_RECORD EXCERPTS:_
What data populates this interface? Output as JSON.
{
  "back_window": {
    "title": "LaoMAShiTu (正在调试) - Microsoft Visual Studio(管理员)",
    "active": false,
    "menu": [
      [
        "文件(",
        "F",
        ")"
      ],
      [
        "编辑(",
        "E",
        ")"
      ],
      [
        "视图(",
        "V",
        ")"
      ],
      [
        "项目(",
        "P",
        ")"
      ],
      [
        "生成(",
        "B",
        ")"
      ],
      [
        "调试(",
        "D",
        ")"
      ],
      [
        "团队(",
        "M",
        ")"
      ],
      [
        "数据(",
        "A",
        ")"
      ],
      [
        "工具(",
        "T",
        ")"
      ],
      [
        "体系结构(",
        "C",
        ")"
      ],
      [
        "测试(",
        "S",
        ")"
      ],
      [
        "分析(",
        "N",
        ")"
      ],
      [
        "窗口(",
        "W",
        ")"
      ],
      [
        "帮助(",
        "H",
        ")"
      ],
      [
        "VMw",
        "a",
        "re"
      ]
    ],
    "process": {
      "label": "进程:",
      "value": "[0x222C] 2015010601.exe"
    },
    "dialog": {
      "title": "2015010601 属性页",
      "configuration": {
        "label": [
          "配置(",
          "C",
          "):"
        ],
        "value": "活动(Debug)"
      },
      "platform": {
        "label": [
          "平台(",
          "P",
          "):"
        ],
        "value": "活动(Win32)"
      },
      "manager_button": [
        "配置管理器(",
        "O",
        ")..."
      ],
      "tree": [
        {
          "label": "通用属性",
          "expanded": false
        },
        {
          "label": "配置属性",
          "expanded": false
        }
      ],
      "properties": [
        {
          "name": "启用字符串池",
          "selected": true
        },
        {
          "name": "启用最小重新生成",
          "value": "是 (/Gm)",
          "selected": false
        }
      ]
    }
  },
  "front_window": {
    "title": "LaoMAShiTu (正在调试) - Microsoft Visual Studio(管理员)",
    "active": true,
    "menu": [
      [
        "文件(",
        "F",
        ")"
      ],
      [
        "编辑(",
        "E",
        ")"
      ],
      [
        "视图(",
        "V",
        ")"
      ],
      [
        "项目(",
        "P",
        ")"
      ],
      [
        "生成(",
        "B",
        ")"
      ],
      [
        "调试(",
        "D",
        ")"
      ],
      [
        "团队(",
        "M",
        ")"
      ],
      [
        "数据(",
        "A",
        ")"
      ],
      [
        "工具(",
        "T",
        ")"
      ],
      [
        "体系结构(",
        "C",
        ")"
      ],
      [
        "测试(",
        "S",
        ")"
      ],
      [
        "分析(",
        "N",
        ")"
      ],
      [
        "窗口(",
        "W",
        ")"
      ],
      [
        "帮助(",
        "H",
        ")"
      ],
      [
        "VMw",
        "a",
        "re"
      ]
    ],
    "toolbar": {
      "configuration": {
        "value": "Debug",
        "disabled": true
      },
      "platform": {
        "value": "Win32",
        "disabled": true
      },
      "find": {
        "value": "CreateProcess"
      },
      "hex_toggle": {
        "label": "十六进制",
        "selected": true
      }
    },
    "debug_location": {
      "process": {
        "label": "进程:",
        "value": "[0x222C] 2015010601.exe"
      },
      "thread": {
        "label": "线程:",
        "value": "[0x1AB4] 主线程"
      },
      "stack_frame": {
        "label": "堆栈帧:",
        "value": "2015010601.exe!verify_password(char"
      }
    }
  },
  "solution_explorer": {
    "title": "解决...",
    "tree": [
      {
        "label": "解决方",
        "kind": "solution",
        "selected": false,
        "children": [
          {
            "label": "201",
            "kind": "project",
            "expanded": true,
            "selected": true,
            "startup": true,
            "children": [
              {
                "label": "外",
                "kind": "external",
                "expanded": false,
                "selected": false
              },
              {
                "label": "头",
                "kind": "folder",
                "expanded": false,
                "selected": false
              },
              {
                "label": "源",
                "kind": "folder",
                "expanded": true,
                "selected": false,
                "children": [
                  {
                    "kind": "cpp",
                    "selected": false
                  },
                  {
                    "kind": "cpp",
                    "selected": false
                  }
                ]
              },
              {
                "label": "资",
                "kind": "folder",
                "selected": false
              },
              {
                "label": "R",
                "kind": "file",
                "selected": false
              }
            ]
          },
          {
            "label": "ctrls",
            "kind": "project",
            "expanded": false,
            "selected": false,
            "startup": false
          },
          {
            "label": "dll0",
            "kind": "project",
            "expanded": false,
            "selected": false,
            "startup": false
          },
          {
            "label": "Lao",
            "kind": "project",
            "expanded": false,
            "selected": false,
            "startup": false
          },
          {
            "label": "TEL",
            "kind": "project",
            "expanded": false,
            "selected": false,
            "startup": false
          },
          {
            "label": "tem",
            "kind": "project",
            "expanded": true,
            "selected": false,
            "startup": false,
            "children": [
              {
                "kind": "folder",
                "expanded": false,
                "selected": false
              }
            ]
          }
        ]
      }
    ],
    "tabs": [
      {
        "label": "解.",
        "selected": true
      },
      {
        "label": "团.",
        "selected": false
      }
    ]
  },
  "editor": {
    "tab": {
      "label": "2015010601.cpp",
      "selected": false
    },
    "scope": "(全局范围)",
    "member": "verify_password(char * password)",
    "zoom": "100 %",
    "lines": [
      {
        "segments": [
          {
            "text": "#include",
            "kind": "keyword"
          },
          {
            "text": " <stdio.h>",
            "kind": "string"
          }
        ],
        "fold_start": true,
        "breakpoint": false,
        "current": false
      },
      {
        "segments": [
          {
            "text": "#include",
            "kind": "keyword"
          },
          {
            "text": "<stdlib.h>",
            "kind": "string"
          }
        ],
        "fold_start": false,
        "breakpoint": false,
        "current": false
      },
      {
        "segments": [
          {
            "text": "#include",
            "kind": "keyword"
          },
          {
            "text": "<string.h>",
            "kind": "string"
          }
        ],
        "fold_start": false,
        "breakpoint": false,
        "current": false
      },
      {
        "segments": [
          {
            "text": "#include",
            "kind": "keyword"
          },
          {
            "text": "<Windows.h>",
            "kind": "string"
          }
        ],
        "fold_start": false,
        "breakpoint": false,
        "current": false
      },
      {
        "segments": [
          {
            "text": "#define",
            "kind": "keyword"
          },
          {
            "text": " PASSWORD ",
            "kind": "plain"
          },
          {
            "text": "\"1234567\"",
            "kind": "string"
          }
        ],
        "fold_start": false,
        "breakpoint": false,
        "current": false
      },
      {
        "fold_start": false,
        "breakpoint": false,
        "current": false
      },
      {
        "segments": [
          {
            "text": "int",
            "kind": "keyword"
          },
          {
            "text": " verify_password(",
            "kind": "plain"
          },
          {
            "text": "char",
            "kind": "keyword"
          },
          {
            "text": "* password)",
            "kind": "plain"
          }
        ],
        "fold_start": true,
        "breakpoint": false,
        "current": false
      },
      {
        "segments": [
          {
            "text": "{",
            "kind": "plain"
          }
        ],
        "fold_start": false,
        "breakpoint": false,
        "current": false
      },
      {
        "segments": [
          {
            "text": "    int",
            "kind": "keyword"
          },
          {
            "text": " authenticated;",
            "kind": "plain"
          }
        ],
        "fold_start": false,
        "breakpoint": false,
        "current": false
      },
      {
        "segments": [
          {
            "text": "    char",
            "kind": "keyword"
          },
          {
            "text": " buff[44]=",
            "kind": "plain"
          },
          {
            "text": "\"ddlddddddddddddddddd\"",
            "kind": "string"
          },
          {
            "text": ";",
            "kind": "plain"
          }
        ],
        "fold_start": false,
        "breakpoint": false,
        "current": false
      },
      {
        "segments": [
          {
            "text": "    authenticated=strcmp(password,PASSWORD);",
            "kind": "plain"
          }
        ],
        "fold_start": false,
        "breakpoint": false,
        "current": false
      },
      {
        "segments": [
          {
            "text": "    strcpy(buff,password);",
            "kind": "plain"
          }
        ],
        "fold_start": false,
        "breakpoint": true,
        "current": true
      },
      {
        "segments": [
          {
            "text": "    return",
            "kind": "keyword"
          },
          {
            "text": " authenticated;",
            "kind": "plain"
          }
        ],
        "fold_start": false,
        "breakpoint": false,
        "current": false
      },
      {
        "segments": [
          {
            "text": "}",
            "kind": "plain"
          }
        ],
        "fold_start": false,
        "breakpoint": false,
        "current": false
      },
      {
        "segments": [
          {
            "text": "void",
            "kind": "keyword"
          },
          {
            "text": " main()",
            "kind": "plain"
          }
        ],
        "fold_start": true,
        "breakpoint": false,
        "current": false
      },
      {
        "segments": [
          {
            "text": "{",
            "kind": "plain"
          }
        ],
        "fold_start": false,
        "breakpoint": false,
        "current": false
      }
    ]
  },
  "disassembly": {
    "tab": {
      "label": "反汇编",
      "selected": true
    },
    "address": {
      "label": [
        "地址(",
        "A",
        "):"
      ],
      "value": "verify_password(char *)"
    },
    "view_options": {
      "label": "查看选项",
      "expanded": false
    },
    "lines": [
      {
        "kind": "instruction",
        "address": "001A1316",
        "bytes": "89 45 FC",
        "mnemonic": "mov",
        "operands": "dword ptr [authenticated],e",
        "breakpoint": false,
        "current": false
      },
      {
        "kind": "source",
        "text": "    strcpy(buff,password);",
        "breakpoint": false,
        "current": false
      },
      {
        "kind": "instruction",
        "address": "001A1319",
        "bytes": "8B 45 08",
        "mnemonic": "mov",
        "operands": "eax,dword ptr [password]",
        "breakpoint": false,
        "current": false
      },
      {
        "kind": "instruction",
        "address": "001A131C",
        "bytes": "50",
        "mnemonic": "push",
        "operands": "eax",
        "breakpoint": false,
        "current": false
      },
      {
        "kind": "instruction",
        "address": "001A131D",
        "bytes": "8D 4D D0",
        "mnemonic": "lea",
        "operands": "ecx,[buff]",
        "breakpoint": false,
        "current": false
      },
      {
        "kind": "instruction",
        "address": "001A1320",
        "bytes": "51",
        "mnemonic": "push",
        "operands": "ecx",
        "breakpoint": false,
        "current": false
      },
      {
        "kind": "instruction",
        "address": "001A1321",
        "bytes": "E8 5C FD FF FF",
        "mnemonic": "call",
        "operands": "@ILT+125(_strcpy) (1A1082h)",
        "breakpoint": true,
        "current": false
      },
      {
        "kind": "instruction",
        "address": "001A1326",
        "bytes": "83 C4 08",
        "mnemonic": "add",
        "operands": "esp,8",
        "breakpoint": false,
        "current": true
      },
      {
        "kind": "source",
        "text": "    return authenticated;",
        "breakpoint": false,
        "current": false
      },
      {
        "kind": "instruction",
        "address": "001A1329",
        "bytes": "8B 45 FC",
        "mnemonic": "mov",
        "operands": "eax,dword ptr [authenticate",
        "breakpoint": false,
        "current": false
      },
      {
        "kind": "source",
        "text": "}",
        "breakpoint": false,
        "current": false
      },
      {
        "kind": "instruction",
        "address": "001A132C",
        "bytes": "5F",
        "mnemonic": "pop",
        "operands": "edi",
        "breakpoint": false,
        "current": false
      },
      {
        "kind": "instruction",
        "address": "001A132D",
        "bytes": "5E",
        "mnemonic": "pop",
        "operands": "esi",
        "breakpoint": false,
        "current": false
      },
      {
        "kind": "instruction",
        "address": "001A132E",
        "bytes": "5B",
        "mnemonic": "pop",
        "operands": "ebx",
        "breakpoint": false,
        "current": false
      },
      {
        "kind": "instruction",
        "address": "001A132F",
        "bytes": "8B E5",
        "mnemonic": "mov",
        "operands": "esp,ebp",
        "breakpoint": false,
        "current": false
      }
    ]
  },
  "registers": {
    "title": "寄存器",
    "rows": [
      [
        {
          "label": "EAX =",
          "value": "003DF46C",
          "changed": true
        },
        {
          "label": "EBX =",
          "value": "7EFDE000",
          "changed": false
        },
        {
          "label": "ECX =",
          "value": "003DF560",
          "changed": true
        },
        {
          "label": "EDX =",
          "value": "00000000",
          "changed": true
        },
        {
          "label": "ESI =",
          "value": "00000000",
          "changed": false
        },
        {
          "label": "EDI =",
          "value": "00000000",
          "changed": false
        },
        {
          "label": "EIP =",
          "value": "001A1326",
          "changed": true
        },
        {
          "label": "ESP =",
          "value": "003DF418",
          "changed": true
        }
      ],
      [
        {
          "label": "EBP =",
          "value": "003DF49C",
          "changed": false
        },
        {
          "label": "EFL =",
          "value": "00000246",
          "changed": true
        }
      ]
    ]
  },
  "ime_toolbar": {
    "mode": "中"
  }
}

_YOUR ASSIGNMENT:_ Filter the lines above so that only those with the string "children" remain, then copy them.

_TASK SOLUTION:_
        "children": [
            "children": [
                "children": [
            "children": [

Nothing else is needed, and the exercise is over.